But the language cited in the law – particularly the laundry list of enmities that must not incited – is not new.

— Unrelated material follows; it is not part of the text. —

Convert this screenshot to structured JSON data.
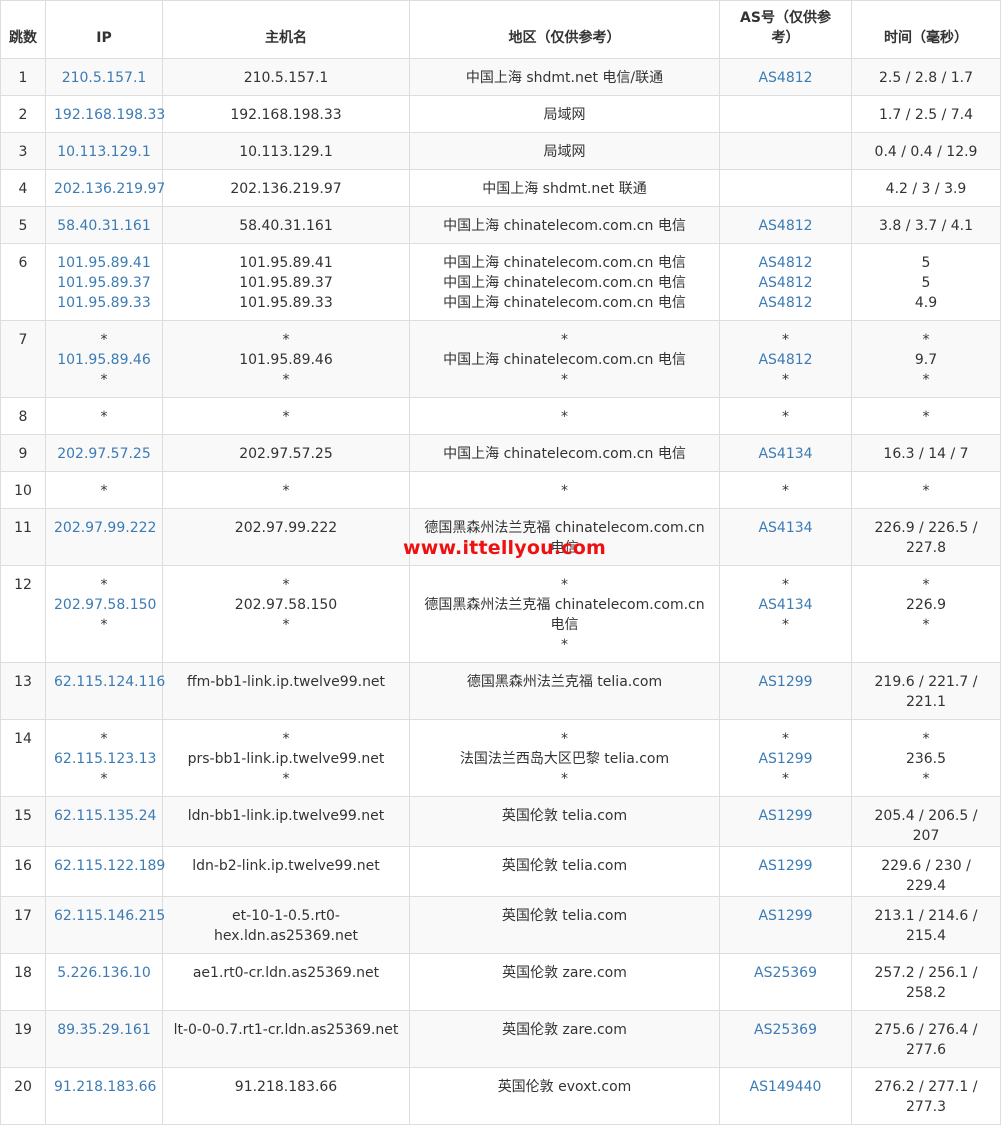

This kind of language has been used repeatedly, via other laws in Uzbekistan, to silence domestic critics and, perhaps most egregiously, deny individuals their constitutional rights, whether to free speech writ large or, in the case of Karakalpakstan, the right to seek a referendum on independence.

One example is the case of Karakalpak lawyer Dauletmurat Tazhimuratov, who was given a 16-year prison sentence last year following his public dissent against the then-proposed draft constitution (which was later passed after reinstating the very provisions Tazhimuratov was complaining about the removal of). He was charged with, among other things, “preparation and dissemination of materials threatening public security and order.”

Another example is Karakalpak activist Aqylbek Muratbai, who was detained in Kazakhstan earlier this year at the behest of Uzbek authorities on charges of “public calls for mass disorder and violence” and “preparation and dissemination of materials threatening public security and order.” The charges stemmed from his posting of a video of another activist speaking at a major human rights conference in Europe. These cases provide a baseline for what Uzbek authorities have judged as threats to security in the past.  

Ultimately, if the draft bill passes and is signed into law, we will have to see how Uzbek authorities interpret and apply the law. Who will be declared “undesirable”? Will the law be applied to chauvinistic Russian commentators? Will it be used to target human rights activists who pen critical reports about government policies and decisions? Will it be used to target journalists, like myself, for writing articles like this one? Will branding any or all of the above as “undesirable” truly secure Uzbekistan’s sovereignty and preserve its dignity, or merely emphasize its extant insecurities?